Family portraits are such a special memory. They preserve moments in time that you will never get back. They also preserve fashion disasters, cheesy props, and hideous hairdos. You know it’s true! So how do you avoid ending up on Awkward Family Photos (besides skipping all-demin jumpsuits) and look like someone just pinned you on Pinterest?
My friend Whitney, who owns Whitney Scheibel Photography, recently snapped a couples/family photo session for us. I’m absolutely
in love with her work, and especially loved the way our shoot turned out. I thought this was a perfect opportunity to answer a question I get asked alot–how do you style a family portrait?
How to Style Your Family Portraits
The secret to the perfect family photo is not to be too matchy-matchy. Matching is okay. It’s when you go for that perfect color match that you’ve crossed the line–unless it’s UK blue, and then you’re doing just fine!
Start with an anchor piece. An anchor piece is that one piece of clothing that you just have to have in the photos. In my experience, this usually ends up being a shirt. You will create your entire family’s wardrobe around this anchor piece, and it ties the whole “look” together.
Base your color palette off of the anchor piece. For example, if you choose a shirt for your child that has navy and maroon stripes, then navy and maroon are going to be your main color palette. If you are taking a 3+ people photograph, then mix the colors however. This means that you can have mom wear a maroon dress and dad wear a navy gingham button-down. If you have a 2 person photoshoot, such as with some of the pictures of just Chauncey and I, make sure the other person’s shirt picks up the accent color in the anchor piece. Here, our anchor piece is an ivory shirt with black polka dots, so Chauncey dressed in a black shirt to pick up on the polka dots.
Make use of accent colors. If your anchor piece is bright, then make sure to use neutral accents. If your anchor piece is neutral in tone, then use bright accents. Since our anchor piece was neutral, I accented with a moss green vest above, and then Kane and I accented with orange shirts below. You can also throw in accent colors by using scarves, bowties, bows, jewelry, etc.
Same color tones, not exact same shades. When you’re building your look around your anchor piece, please don’t try to match every shade exactly. Here, Kane and I are both in orange shirts, but mine was brighter and more vivid, while his was more of a pumpkin orange.
Use props that are everyday items and that look natural in the setting. Here, we pulled out my blanket scarf to add some extra pop to the shoot.
Make sure your clothing is comfortable. If you put someone in itchy material or something too tight, they will be pulling at their clothes the entire time and the poses will look forced.
These photos were taken at Jacobson Park in Lexington, Kentucky. Whitney was such an amazing photographer! She had great ideas and was very patient with Kane. I was so pleased with these photos because they perfectly

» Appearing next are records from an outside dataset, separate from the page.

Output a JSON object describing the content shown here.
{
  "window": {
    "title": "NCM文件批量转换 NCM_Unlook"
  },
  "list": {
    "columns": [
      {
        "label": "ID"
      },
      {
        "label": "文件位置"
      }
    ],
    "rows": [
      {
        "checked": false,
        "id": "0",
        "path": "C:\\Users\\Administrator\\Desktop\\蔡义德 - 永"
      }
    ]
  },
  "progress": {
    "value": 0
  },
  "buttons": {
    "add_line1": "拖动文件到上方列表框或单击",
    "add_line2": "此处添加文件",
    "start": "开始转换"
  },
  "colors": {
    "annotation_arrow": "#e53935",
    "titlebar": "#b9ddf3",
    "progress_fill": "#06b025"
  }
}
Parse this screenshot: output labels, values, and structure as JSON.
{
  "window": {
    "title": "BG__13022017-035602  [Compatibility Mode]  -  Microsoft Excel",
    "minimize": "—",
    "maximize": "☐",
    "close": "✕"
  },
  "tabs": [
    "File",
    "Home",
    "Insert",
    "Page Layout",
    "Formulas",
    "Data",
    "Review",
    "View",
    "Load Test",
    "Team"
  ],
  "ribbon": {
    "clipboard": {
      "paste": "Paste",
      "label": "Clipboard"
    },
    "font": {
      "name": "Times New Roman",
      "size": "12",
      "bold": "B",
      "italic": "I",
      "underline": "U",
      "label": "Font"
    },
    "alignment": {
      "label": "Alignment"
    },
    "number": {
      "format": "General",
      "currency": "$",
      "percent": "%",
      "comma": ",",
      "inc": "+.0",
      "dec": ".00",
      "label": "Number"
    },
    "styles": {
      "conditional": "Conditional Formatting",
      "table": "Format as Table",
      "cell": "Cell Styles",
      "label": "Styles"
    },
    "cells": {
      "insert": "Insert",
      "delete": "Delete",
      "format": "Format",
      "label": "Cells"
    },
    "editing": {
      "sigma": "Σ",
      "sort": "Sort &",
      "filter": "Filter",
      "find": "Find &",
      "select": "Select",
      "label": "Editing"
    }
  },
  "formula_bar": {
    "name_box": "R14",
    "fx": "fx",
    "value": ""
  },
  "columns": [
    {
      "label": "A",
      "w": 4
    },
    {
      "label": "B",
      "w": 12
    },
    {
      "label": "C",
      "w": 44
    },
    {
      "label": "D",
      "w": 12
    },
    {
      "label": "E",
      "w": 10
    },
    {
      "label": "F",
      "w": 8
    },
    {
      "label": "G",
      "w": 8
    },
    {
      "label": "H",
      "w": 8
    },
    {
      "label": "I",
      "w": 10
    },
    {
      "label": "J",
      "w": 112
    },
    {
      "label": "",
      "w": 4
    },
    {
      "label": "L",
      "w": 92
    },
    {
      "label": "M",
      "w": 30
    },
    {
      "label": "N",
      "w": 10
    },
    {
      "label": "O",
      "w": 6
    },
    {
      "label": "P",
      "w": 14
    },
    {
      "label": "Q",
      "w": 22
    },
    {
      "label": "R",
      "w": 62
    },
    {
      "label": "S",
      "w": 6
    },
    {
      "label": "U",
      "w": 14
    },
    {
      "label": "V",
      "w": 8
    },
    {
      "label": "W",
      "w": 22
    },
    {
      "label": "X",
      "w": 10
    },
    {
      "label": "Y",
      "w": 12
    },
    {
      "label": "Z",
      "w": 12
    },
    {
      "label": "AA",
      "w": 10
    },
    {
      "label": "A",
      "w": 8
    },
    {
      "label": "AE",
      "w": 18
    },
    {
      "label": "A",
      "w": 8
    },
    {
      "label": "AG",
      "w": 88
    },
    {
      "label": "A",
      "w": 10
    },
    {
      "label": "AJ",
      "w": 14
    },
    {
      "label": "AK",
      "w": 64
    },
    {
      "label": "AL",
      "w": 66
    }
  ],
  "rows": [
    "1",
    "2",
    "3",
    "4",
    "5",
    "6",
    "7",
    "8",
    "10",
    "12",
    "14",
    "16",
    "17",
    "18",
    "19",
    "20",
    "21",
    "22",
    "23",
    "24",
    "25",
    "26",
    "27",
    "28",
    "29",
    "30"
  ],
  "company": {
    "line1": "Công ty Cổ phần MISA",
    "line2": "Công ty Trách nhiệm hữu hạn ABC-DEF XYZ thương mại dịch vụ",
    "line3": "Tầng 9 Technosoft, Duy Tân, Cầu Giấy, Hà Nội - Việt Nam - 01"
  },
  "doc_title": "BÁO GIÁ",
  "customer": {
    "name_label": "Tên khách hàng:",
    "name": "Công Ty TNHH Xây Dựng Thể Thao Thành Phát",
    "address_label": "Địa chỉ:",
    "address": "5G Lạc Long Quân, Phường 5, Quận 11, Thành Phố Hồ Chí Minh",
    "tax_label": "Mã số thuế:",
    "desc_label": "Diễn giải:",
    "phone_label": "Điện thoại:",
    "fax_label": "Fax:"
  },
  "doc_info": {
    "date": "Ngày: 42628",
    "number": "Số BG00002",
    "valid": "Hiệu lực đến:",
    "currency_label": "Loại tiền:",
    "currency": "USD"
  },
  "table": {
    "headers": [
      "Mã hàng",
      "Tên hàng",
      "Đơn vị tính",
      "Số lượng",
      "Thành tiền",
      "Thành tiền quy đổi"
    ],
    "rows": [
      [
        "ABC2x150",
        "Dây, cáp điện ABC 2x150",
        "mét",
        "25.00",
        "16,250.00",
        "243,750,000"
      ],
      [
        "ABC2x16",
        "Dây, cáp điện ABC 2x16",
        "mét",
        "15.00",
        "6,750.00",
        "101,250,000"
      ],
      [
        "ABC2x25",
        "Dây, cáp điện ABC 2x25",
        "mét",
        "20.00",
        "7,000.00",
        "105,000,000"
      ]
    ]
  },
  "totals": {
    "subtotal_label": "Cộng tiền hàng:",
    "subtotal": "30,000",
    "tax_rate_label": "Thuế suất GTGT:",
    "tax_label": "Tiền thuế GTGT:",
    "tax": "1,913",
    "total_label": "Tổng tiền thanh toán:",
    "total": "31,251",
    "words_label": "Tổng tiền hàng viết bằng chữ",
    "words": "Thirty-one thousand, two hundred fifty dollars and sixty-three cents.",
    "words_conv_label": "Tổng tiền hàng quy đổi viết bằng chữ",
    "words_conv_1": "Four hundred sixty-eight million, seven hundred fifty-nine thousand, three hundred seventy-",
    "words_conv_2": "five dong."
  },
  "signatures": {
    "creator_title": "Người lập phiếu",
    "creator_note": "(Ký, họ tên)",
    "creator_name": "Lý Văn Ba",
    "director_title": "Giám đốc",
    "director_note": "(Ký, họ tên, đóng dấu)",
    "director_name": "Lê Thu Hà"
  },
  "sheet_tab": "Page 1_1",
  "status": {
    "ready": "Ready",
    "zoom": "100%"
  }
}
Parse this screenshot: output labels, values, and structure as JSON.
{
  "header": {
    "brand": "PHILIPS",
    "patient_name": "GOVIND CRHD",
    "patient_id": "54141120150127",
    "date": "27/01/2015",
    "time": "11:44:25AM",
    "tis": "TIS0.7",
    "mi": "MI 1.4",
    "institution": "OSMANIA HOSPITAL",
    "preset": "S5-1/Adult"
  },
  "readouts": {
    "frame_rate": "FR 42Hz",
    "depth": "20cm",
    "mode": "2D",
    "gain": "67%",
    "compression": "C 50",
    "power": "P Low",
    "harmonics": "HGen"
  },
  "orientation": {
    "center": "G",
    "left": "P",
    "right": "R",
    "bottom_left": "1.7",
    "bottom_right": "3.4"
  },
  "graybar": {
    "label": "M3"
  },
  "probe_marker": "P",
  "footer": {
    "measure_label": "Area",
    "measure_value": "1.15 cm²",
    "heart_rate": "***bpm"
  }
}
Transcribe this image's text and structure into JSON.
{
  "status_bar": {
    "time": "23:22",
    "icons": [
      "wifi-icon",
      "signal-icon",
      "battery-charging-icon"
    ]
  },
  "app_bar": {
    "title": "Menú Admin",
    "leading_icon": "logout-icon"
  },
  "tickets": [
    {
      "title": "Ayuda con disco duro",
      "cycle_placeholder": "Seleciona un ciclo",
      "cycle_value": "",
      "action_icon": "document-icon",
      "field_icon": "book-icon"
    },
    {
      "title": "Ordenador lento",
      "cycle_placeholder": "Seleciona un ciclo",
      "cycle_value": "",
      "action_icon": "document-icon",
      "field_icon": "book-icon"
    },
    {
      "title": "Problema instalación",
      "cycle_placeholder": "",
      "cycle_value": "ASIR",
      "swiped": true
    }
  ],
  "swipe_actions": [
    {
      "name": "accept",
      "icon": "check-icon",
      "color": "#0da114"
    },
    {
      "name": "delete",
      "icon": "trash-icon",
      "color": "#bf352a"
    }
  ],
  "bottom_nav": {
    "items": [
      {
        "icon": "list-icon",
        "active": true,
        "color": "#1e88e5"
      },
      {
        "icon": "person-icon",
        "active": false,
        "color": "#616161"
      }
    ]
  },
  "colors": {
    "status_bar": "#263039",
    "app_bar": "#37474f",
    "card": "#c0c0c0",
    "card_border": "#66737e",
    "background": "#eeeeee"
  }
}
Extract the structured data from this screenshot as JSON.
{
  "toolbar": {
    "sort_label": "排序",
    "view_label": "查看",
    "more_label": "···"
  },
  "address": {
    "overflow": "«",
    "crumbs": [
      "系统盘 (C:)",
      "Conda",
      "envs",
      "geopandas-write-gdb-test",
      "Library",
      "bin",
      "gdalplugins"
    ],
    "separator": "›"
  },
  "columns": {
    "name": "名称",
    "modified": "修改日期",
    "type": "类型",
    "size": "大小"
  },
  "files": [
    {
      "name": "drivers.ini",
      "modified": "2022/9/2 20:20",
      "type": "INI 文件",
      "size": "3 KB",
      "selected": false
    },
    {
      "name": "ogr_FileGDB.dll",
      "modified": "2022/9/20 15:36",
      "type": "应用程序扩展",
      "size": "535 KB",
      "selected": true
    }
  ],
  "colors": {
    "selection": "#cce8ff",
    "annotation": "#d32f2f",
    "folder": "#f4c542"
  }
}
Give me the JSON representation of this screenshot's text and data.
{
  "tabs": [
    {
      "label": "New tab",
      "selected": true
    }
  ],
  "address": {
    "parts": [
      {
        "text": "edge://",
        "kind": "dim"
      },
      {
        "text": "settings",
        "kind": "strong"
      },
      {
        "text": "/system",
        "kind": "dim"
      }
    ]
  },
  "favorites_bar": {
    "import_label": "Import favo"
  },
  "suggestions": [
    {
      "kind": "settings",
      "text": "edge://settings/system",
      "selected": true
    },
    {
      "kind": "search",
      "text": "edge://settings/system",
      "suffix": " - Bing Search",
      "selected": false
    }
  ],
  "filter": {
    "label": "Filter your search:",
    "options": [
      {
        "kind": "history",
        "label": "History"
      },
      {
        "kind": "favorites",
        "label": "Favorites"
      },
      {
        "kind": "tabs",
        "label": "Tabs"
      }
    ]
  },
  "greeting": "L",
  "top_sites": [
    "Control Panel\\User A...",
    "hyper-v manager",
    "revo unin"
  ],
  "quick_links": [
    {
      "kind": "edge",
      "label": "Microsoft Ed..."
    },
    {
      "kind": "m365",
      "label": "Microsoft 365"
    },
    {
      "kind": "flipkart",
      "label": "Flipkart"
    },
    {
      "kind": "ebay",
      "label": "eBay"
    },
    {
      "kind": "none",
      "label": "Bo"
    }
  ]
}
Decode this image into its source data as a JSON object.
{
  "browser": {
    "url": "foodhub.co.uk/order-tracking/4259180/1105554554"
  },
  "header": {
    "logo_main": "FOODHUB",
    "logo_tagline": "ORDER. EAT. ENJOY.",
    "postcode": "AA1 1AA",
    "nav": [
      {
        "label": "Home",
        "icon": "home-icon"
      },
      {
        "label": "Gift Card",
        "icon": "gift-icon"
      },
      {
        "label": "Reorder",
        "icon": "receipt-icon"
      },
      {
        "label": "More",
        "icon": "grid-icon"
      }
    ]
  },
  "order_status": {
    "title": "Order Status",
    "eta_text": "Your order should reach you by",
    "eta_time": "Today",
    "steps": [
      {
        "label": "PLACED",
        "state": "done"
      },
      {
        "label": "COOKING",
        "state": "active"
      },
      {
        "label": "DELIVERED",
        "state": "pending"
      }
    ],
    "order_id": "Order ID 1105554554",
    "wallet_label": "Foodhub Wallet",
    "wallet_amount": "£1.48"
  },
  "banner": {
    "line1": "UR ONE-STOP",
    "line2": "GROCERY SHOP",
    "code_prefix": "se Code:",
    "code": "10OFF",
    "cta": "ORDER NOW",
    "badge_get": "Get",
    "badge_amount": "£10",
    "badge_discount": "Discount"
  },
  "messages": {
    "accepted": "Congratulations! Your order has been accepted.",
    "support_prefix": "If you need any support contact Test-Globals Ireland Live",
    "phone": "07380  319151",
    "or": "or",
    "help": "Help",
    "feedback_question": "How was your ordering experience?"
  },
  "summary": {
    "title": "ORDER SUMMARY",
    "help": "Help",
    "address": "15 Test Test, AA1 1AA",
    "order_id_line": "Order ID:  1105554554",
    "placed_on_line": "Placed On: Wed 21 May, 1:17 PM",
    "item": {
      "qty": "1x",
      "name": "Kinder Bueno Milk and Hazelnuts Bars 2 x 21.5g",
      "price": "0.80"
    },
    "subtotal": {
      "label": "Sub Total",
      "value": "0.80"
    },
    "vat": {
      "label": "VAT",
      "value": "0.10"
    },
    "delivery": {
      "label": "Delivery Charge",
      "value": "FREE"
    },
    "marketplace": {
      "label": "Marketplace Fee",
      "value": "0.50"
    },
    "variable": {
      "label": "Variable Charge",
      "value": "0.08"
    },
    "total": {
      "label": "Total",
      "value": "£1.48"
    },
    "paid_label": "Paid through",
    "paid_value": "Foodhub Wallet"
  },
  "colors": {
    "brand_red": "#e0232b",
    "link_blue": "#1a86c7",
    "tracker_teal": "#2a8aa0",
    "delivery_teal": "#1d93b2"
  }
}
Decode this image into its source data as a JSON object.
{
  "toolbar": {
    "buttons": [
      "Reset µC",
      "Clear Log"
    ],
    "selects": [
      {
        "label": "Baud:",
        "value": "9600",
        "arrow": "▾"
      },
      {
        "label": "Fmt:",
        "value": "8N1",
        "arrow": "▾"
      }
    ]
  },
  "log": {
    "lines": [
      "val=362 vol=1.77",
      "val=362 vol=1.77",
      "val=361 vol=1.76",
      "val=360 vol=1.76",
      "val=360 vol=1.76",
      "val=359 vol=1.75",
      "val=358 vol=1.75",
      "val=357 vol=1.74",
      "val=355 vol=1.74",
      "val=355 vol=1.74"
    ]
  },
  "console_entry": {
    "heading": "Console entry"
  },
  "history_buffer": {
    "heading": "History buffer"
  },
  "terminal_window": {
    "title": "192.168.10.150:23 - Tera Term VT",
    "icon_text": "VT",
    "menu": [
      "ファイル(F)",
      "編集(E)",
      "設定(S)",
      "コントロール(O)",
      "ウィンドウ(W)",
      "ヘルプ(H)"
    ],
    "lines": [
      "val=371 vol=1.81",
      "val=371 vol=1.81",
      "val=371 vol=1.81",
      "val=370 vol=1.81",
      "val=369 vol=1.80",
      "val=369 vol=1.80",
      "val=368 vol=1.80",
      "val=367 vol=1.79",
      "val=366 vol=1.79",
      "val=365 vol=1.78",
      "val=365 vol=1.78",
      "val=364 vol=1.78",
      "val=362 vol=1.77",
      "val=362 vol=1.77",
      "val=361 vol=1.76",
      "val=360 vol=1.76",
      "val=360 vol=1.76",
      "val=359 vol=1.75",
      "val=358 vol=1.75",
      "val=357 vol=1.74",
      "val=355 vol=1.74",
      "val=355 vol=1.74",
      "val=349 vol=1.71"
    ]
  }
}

capture life with a toddler–always on the move! You can check out the rest of our session on Whitney’s blog
, and be sure to visit Whitney’s photography website